Get your own grip on the problem. Most of us won’t die from Covid 19. However, if it gets to you and you are not distancing you speed it to those who don’t have the means to fight it more quickly. More immediately, in passing it on you will help overrun a health system that is not built for the number of patients who will require intensive care all at once. By isolating and distancing early, you are helping not just your neighbours and vulnerable members of your family, you are helping your own health service to get through a sudden and insane demand for intensive care.
We aren’t China. They faced this sort of danger many times before and so are better prepared to deal with this with a vast testing regime and plentiful supplies of masks and goggles. Nor are we a police state (yet). As well as collective action between countries to get health supplies moving, as citizens we need to sacrifice our freedoms. Distancing and voluntary isolation now may prevent the need for a more extreme lockdown later on.
Learn new habits (good ones are hard to acquire, bad ones hard to get rid of). I had no idea how to wash my hands in a way that prevents the spread of disease. In the old days before hand-sanitisers, no junior doctor was allowed to touch a patient until he or she could prove to the ward sister they could wash their hands properly. Find a video and check you’re doing it right now, and your kids (prepare yourself for a row with the impatient stroppy ones). Social distancing will become a habit when the deaths start rising, but the earlier you do it the more lives you will save.
Fear, anger and complacency are not useful (for now). Our natural fight/flight reflex to run or to be fearful does nothing to deal with complacency in others. None of them are much use to those whose lives we need to save. Loud expressions of anger drive unwarranted anxiety in countless others who are already doing their best to stop the virus. Needless anxiety burns the energy and resources they may need to fight the disease if/or when it comes to them.
Don’t get your news from social media. Anything you hear relating to Covid-19 may be wrong even if your ‘friend’ is a health care professional. Proprietary networks like Facebook and Twitter exist to make money from people sharing human emotions, that spreads, like, well, a virus. That makes all of us susceptible to a contagion of. Get your facts from professionals and opinion from experts. Use social media to connect with real human stories (not scaremongering) and plug yourself into enabling networks – and grassroots ways to organise help for others where it matters most, in your own area.
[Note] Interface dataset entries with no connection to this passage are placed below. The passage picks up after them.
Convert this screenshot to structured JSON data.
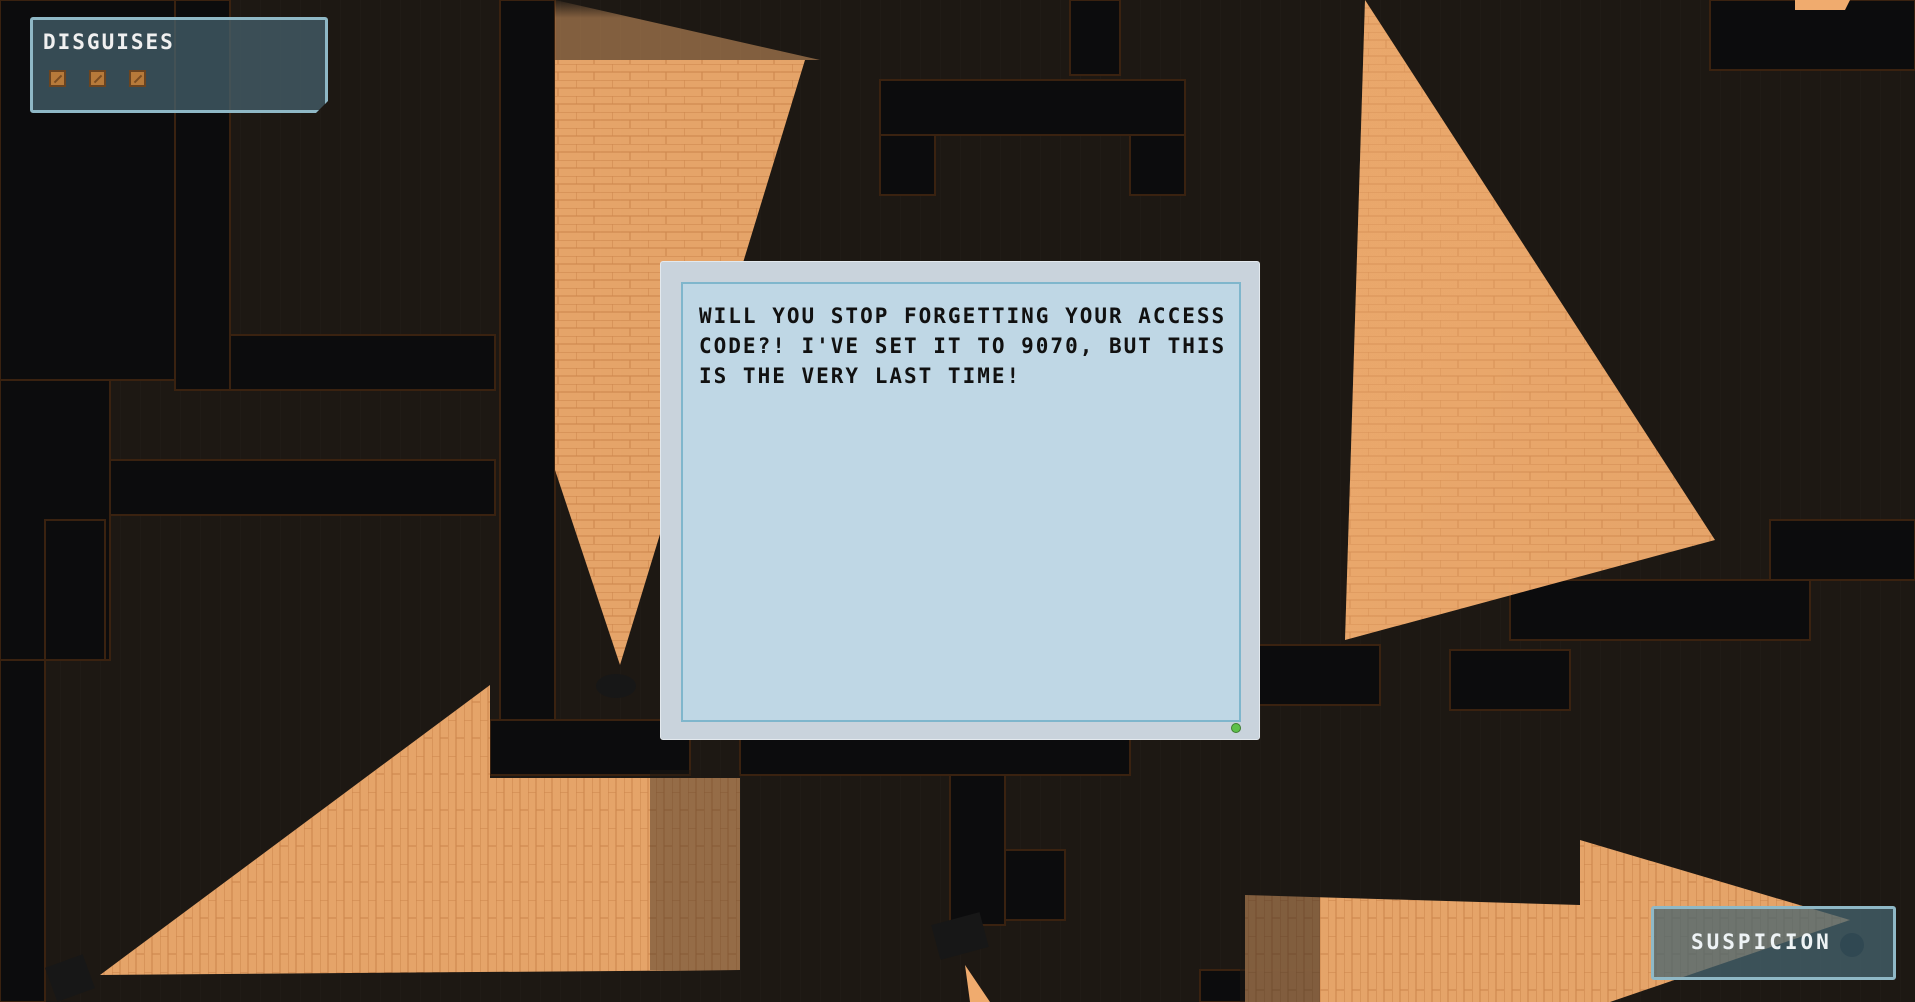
{
  "hud": {
    "disguises": {
      "title": "DISGUISES",
      "slots": [
        "disguise",
        "disguise",
        "disguise"
      ]
    },
    "suspicion": {
      "label": "SUSPICION",
      "level": 0
    }
  },
  "dialog": {
    "message": "WILL YOU STOP FORGETTING YOUR ACCESS CODE?! I'VE SET IT TO 9070, BUT THIS IS THE VERY LAST TIME!",
    "status_color": "#5ec04a"
  },
  "colors": {
    "light_cone": "#f2ae70",
    "floor_dark": "#1a1612",
    "wall": "#0b0b0c",
    "panel_border": "#8fb8c6"
  }
}
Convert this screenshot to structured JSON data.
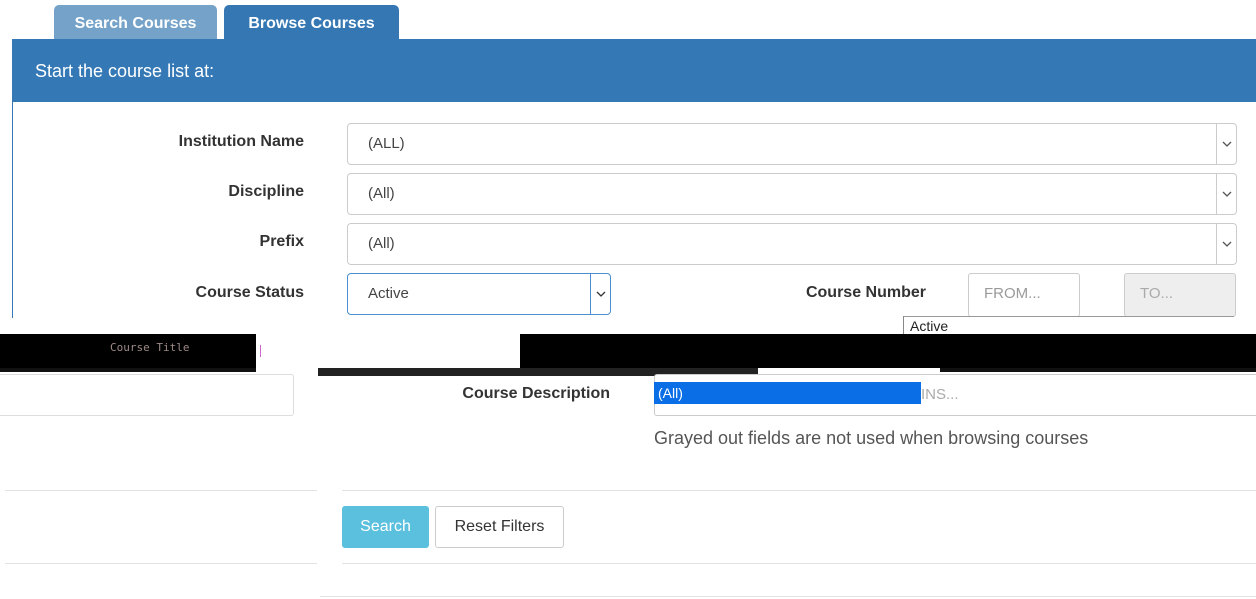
{
  "tabs": [
    {
      "label": "Search Courses"
    },
    {
      "label": "Browse Courses"
    }
  ],
  "panel": {
    "title": "Start the course list at:"
  },
  "fields": {
    "institution": {
      "label": "Institution Name",
      "value": "(ALL)"
    },
    "discipline": {
      "label": "Discipline",
      "value": "(All)"
    },
    "prefix": {
      "label": "Prefix",
      "value": "(All)"
    },
    "status": {
      "label": "Course Status",
      "value": "Active"
    },
    "course_number": {
      "label": "Course Number",
      "from_placeholder": "FROM...",
      "to_placeholder": "TO..."
    },
    "course_title": {
      "label": "Course Title"
    },
    "course_description": {
      "label": "Course Description",
      "placeholder_fragment": "INS..."
    }
  },
  "dropdown": {
    "options": [
      "Active",
      "(All)"
    ],
    "selected": "(All)"
  },
  "helper_text": "Grayed out fields are not used when browsing courses",
  "buttons": {
    "search": "Search",
    "reset": "Reset Filters"
  },
  "colors": {
    "accent": "#3479b6",
    "search_button": "#5bc0de",
    "tab_inactive": "#74a2c8",
    "selection": "#0a6ee6"
  }
}
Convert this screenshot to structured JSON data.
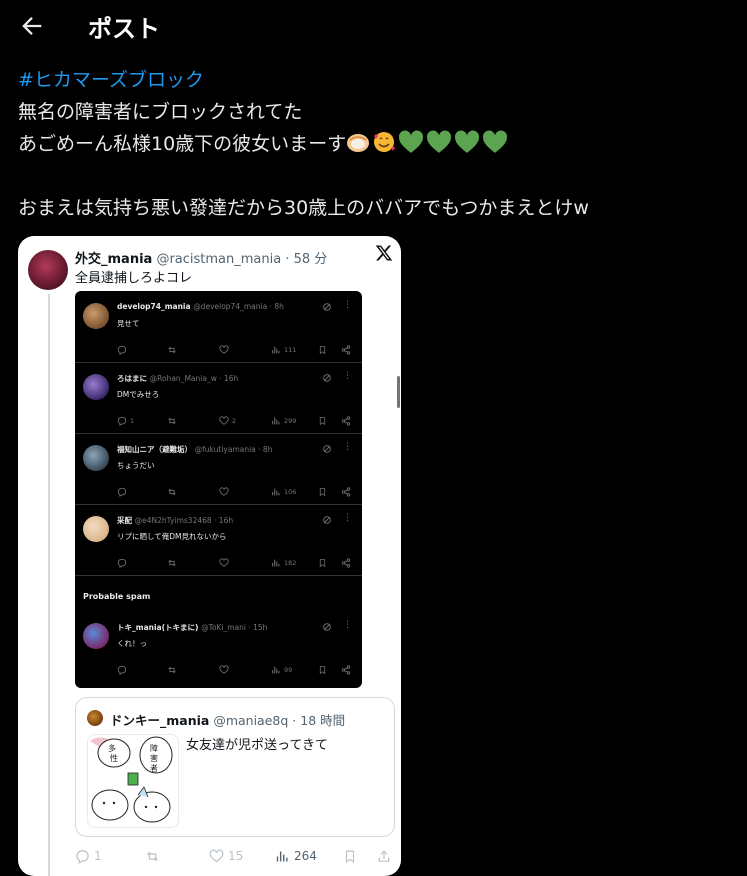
{
  "header": {
    "title": "ポスト"
  },
  "tweet": {
    "hashtag": "#ヒカマーズブロック",
    "line1": "無名の障害者にブロックされてた",
    "line2": "あごめーん私様10歳下の彼女いまーす",
    "line2_emojis": [
      "oyster-icon",
      "smiling-face-with-hearts-icon",
      "green-heart-icon",
      "green-heart-icon",
      "green-heart-icon",
      "green-heart-icon"
    ],
    "line3": "おまえは気持ち悪い發達だから30歳上のババアでもつかまえとけw"
  },
  "embed": {
    "name": "外交_mania",
    "handle": "@racistman_mania",
    "time": "· 58 分",
    "text": "全員逮捕しろよコレ",
    "screenshot": {
      "replies": [
        {
          "name": "develop74_mania",
          "handle": "@develop74_mania · 8h",
          "text": "見せて",
          "likes": "",
          "views": "111"
        },
        {
          "name": "ろはまに",
          "handle": "@Rohan_Mania_w · 16h",
          "text": "DMでみせろ",
          "replies": "1",
          "likes": "2",
          "views": "299"
        },
        {
          "name": "福知山ニア（避難垢）",
          "handle": "@fukutiyamania · 8h",
          "text": "ちょうだい",
          "likes": "",
          "views": "106"
        },
        {
          "name": "采配",
          "handle": "@e4N2hTyims32468 · 16h",
          "text": "リプに晒して俺DM見れないから",
          "likes": "",
          "views": "182"
        }
      ],
      "probable_label": "Probable spam",
      "spam_reply": {
        "name": "トキ_mania(トキまに)",
        "handle": "@ToKi_mani · 15h",
        "text": "くれ！っ",
        "views": "99"
      }
    },
    "quote": {
      "name": "ドンキー_mania",
      "handle": "@maniae8q",
      "time": "· 18 時間",
      "text": "女友達が児ポ送ってきて"
    },
    "actions": {
      "replies": "1",
      "likes": "15",
      "views": "264"
    }
  },
  "colors": {
    "accent": "#1d9bf0",
    "background": "#000000",
    "green_heart": "#5ca450"
  }
}
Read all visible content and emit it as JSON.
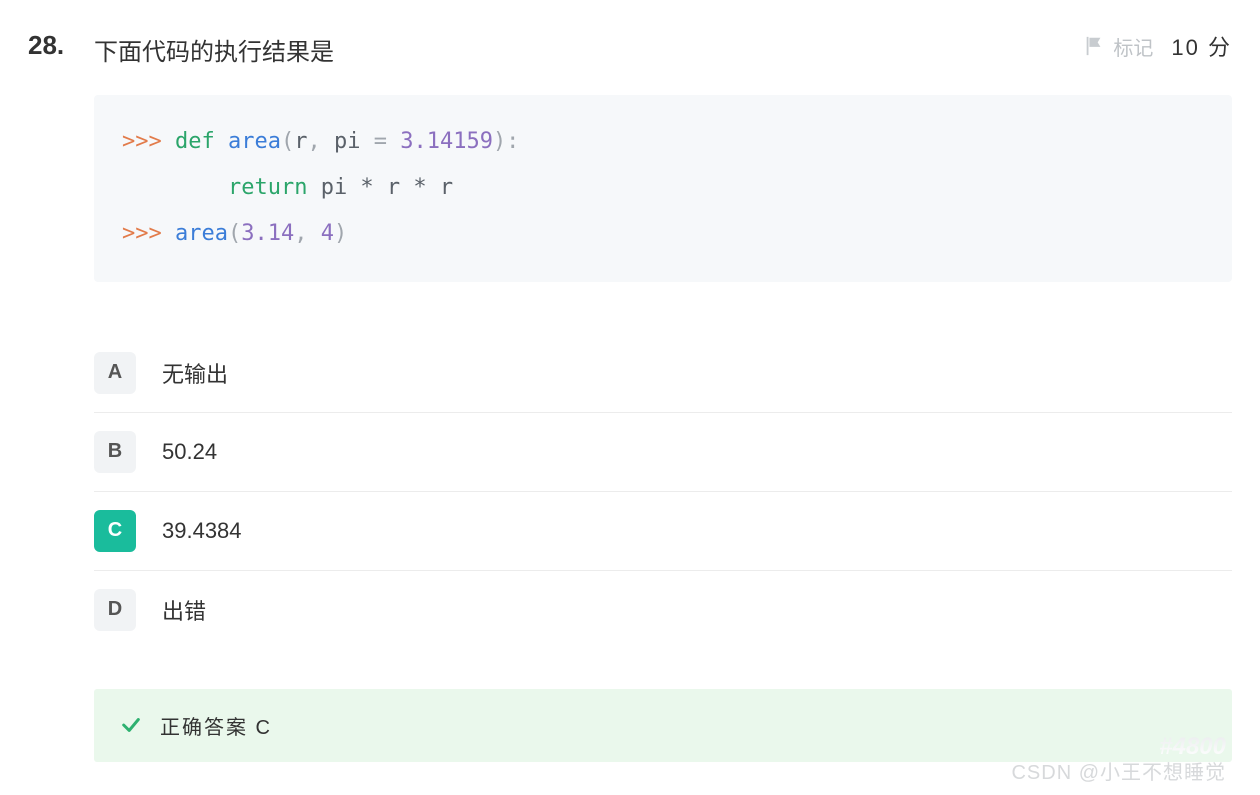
{
  "question": {
    "number": "28.",
    "text": "下面代码的执行结果是",
    "mark_label": "标记",
    "points": "10 分"
  },
  "code": {
    "prompt1": ">>> ",
    "kw_def": "def",
    "fn_name": "area",
    "p_open": "(",
    "arg_r": "r",
    "comma": ", ",
    "arg_pi": "pi ",
    "eq": "= ",
    "num_pi": "3.14159",
    "p_close": "):",
    "indent": "        ",
    "kw_return": "return",
    "ret_expr": " pi * r * r",
    "prompt2": ">>> ",
    "call_fn": "area",
    "call_open": "(",
    "call_a1": "3.14",
    "call_comma": ", ",
    "call_a2": "4",
    "call_close": ")"
  },
  "choices": [
    {
      "letter": "A",
      "text": "无输出",
      "selected": false
    },
    {
      "letter": "B",
      "text": "50.24",
      "selected": false
    },
    {
      "letter": "C",
      "text": "39.4384",
      "selected": true
    },
    {
      "letter": "D",
      "text": "出错",
      "selected": false
    }
  ],
  "answer": {
    "label": "正确答案 C"
  },
  "watermark": {
    "code": "#4800",
    "credit": "CSDN @小王不想睡觉"
  }
}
Look after the most vulnerable. 40, 000 people in Northern Ireland have had a letter to tell them to self-isolate for the foreseeable future. Be practical, if you know who they are, do get in touch and offer whatever help or support you can safely provide. This can be done informally, as we reach out to the handful of people we know directly. But maybe we could be bolder – work with mobile phone companies so an army of young people can call the 40,000 to see if they are okay and find out what services they need.
Innovation will change the scale and the shape of the problem. Yes, this is going to get worse before it starts to get better. But international collaboration is fast-forwarding testing techniques so we will get more precise information about who has the virus and who has had the virus now in the short to medium term and then a vaccine in the longer term. If you’re a journalist please use the positive as well as the negative data to give us all a more rounded picture. Hospitals are telling you the numbers of successfully treated patients, please report that too!
If you do get the virus, you want to be ready as you can. Eat as well as you can. And drink lots of water (2 litres a day). Cut your alcohol intake. Have a routine, it will keep your spirits up. If you have a sunny window somewhere in your flat or house, spend time in there (for the Vitamin D). With far less traffic about, the air is much fresher and clearer than normal so open your windows! Covid-19 may be nasty but it is not airborne. On your daily walk, enjoy the peace (and the birdsong).
Mick is founding editor of Slugger. He has written papers on the impacts of the Internet on politics and the wider media and is a regular guest and speaking events across Ireland, the UK and Europe. Twitter: @MickFealty